My last form of communication would be to do sunshine calls (Pinto, 2013). A sunshine

call is calling a parent to let them know their child had a good day or did something good. At

first parents do not know what to expect when you call but after they find out that calling is good

they become more comfortable. It is important to keep in mind that some cultures do not like

when you call too much because to them it means something is wrong. As teachers it is

important to inform your parents on your preferred method of contact so they are aware and there

is no misunderstanding. Clear communication is key when notifying parents for any reason.

One way to get parents involved in the learning process, is by having a parent-student

night every other month. On this night parents come with their child and work on an activity with

them that they are currently learning. They could be doing a coloring page with rhyming words

or a science experiment. These types of nights are great because it allows them to bond while

also seeing what their child is currently up to. The parent also gets insight on how their child is

doing on that subject and to ask the teacher any questions they might have.

Another way to get parents engaged is by having a meeting every two months, that

discusses how to improve the classroom. The parents can voice any concerns or questions they

might have and get immediate feedback from the teacher. The parents can also voice any

improvements they would like to make and discuss with the teacher how to make it a possibility.

This creates a space where parents and the teacher feel like coworkers working together to

improve the education for their children.
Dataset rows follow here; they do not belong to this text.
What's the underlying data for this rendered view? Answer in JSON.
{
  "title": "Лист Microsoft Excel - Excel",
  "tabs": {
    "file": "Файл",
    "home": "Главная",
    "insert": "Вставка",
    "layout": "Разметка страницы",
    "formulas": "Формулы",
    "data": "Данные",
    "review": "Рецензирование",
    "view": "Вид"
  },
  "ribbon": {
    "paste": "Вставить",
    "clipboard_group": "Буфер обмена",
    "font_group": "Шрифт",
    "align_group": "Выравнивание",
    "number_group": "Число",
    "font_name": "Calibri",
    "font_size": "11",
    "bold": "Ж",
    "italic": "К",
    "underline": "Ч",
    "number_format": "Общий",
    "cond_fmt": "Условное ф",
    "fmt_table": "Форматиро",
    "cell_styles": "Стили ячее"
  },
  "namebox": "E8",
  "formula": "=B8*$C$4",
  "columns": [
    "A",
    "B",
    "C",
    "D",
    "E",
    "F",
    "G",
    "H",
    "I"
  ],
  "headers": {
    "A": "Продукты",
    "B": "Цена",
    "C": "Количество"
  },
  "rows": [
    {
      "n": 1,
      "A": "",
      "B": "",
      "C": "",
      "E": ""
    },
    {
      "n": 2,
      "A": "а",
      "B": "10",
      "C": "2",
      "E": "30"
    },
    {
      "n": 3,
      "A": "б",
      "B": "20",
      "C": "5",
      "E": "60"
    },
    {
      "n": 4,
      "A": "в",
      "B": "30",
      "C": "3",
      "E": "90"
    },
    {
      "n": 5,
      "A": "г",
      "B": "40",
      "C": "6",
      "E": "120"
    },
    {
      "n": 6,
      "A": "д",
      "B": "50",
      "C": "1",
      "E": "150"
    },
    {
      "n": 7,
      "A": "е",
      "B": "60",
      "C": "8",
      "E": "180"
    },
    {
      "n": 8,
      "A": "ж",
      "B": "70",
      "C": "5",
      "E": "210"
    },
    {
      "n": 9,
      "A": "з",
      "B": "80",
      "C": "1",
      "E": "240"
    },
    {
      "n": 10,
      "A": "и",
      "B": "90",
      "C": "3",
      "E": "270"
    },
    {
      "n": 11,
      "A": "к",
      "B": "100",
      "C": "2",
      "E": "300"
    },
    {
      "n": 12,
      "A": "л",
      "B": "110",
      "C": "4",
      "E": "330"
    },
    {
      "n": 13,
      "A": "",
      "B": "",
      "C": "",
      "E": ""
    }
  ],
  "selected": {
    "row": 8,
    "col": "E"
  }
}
The last thing I would do to promote the parents to engage is by sending home a survey

for them to fill out every month. The survey would have questions about what the students

learned that month and what the parents felt their child knows well and what they think needs

improvement. Based on their feedback, the teacher could create lesson plans reincorporating the

areas parents thought needed improvement and create some more challenging content for the

areas that they are exceling in. There would also be a space for any comments or questions they

had and the teacher could respond by phone or email.


As a teacher my goal is to create a safe and fun environment for my students. In order to

achieve this, as a teacher I must provide equitable opportunities and treat all students with

respect. I must also not let my biases get in the way of affectively teaching all my students. As a

teacher I must also be willing to make accommodations for my students along with small group

and individualized work. I must also get my parents actively involved in their child’s learning.

My classroom management plan is my guide in achieving my goal as a teacher.



Davis, B. M. (2012) How to teach students who don’t look like you: Culturally responsive

teaching strategies (2nded.). Thousand Oaks, CA: Corwin

Lewis, B. (2016). Teach Students Responsibility with Job Applications. Retrieved from


Meador, D. (2017). Strategies for teachers to maximize student learning time. Retrieved from


Metropolitan Center for Urban Development (2008). Culturally responsive classroom

management strategies. Retrieved from



Pinto, L. E. (2013). From Discipline to Culturally Responsive Engagement. Thousand Oaks, CA: